We've heard it called "borderline diabetes" or "a touch of sugar" -- when blood tests reveal higher than normal blood sugar levels that haven't quite reached the threshold to be called "diabetes." Today the official term for "you don't have diabetes yet" is "pre-diabetes."
The scary news: Left unchecked, pre-diabetes often leads to full-blown type 2 diabetes -- a lifelong disease.
The hopeful news: Early treatment of pre-diabetes can prevent or delay the onset of type 2 diabetes. Two landmark research studies on people with pre-diabetes found some very simple but challenging changes in lifestyle that had a profound effect on who went on to develop diabetes ... and who did not. Participants who were able to achieve one or more of the following were more likely to stop or reverse the progression of their condition:
Eat no more than 30 percent of calories from fat. Interestingly, fat intake (rather than carbohydrates) is a major predictor of "insulin resistance" -- a condition that can lead to diabetes. This level of fat intake -- an average of 50 to 60 grams a day for most people -- is considered a "low fat" diet.
Cut saturated fat intake to less than 10 percent of total calories. This calculation translates to less than 15 to 20 grams of saturated fat per day for most people. And lest we think this is an easy goal, remember that 1 ounce (one slice) of cheese contains 6 grams of saturated fat. And 1 tablespoon of butter contains 7 grams. Gulp!

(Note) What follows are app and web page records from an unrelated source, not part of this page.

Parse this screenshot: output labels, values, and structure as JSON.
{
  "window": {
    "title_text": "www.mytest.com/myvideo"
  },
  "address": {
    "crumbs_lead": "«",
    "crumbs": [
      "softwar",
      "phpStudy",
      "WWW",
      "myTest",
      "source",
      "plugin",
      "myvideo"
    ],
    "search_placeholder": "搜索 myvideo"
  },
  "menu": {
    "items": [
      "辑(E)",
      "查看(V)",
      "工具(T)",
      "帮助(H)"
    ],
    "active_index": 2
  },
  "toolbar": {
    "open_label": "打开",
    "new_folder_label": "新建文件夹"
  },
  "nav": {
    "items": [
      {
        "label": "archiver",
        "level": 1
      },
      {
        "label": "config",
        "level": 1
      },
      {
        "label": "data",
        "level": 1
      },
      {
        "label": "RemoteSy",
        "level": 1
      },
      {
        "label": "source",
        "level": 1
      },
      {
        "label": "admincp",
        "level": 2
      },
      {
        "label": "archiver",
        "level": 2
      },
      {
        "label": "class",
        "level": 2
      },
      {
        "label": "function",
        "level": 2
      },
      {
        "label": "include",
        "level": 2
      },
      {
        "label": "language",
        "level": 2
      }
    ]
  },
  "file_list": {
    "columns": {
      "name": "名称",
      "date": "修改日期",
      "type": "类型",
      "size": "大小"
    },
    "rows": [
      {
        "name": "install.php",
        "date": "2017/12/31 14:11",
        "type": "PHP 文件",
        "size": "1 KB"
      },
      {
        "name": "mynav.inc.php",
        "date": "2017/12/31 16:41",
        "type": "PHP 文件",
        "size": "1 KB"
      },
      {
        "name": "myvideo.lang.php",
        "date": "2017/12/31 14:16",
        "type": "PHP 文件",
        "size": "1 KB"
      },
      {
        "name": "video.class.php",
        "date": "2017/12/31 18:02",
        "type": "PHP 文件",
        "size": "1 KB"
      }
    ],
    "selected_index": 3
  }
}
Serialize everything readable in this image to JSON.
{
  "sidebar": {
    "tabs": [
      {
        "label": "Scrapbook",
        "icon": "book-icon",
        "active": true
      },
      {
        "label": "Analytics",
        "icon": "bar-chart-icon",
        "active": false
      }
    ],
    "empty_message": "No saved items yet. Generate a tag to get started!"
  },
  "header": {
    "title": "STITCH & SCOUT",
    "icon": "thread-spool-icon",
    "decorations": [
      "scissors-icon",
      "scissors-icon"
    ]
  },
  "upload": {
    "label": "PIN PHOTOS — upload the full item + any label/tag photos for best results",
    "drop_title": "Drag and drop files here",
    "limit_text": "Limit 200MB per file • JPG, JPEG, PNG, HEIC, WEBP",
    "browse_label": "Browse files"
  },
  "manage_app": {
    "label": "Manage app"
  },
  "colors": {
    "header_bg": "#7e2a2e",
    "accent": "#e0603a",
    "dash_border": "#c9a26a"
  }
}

Get at least 150 minutes of "moderately intensive" physical activity every week. Brisk walking meets this goal; strolling to the refrigerator between commercials does not.
Eat more food rich in dietary fiber. Volunteers in these studies were instructed to eat at least 15 grams of dietary fiber (totals can be found on food labels) for every 1,000 calories in their diet.

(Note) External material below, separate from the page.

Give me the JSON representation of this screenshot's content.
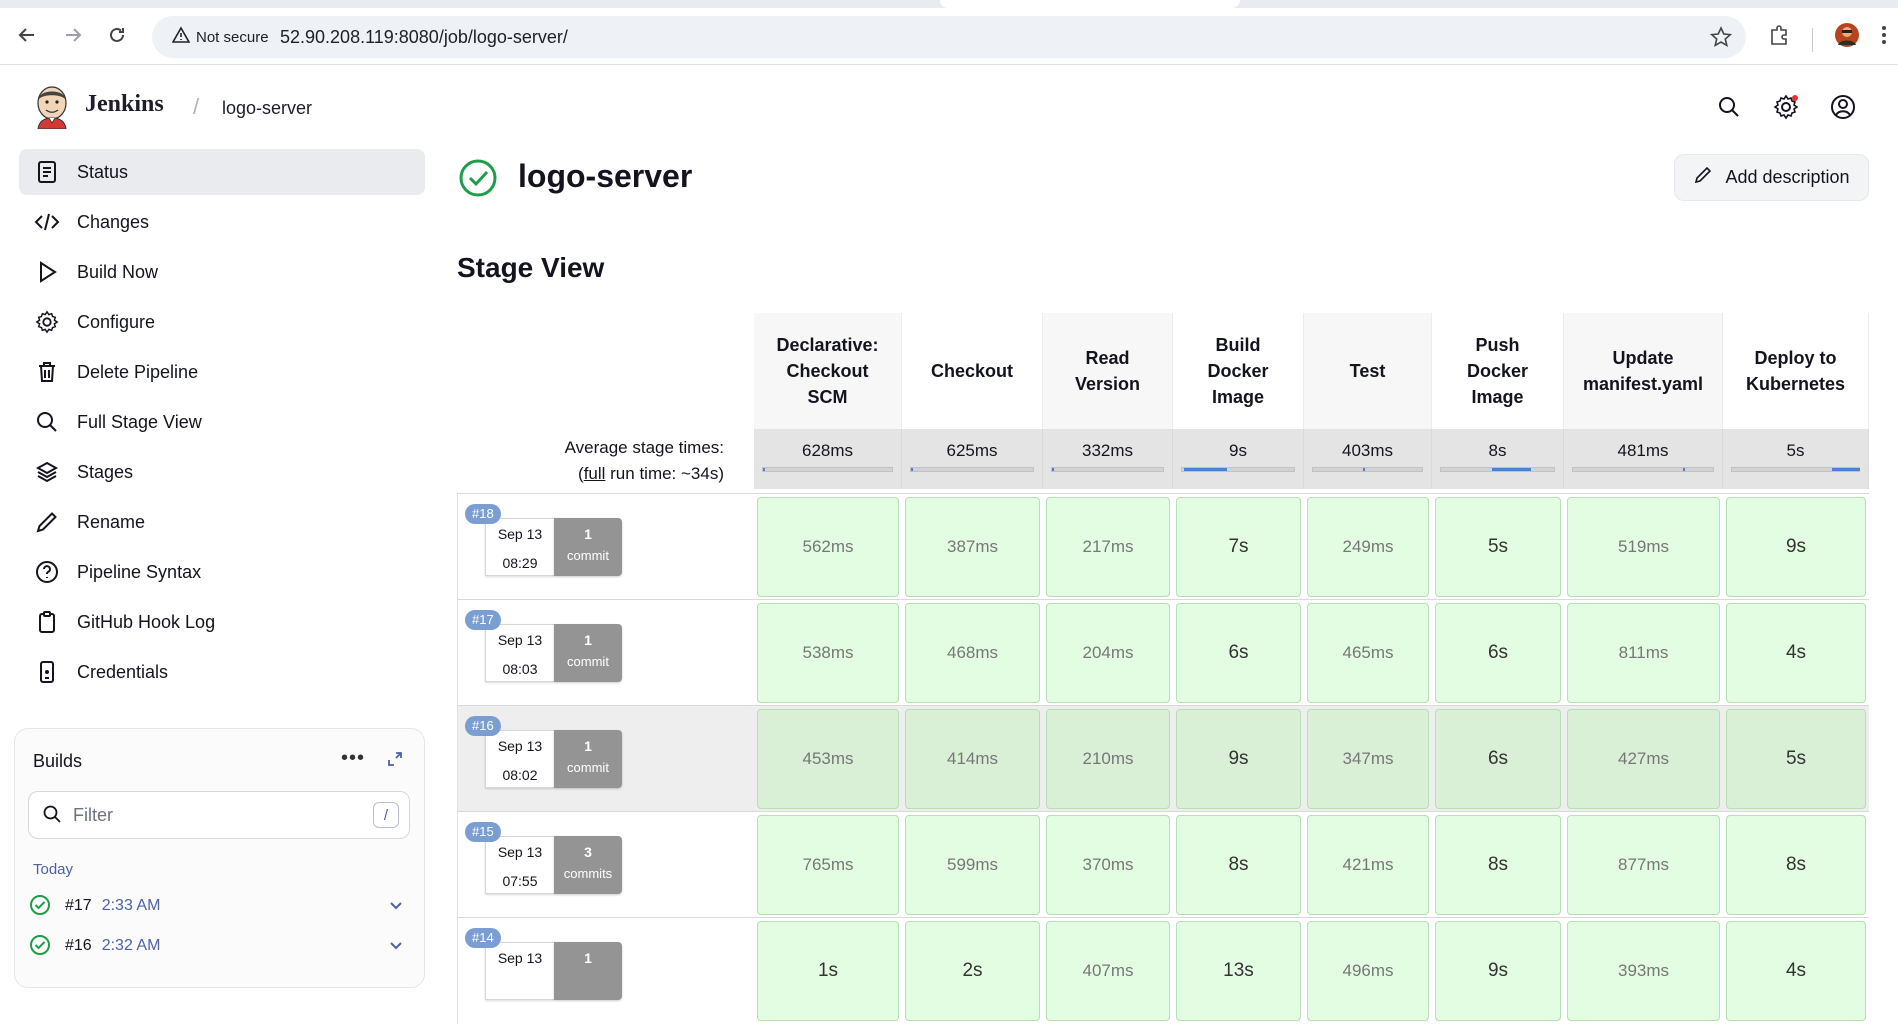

That's about 25 to 35 grams a day for most of us. Hint: Fiber is found only in foods of plant origin -- fruits, vegetables, seeds, nuts, legumes and whole grains.
Eat at least three servings of "whole grains" each day. Research studies have found a strong correlation between the intake of whole grain foods and improved blood sugar control. Look for bread, cereal and other grain products labeled "excellent source of whole grains."
Drop a few pounds. Surprise! When we eat less fat and more fiber and exercise more, our weight tends to drop. And even a modest weight loss (10 to 20 pounds) can significantly slow or prevent the advance of pre-diabetes to diabetes.
The good news from these studies is that people who are given specific guidance to change their lifestyle can reduce their risk for developing diabetes by 58 percent.
World Diabetes Day is Wednesday. Let's prevent this problem before it occurs.
Peanut butter is a lunchbox staple. But is it a good choice from a nutrition standpoint? Here's a quiz to test your peanut butter IQ.
- Peanut butter is a good source of protein. True or false?
Answers: 1) True. It has about 8 grams of protein per serving. 2) True; 3) False; 4) False. The oil contains valuable nutrients and heart-healthy fat. 5) True; 6) True; 7) False; 8) True; 9) True.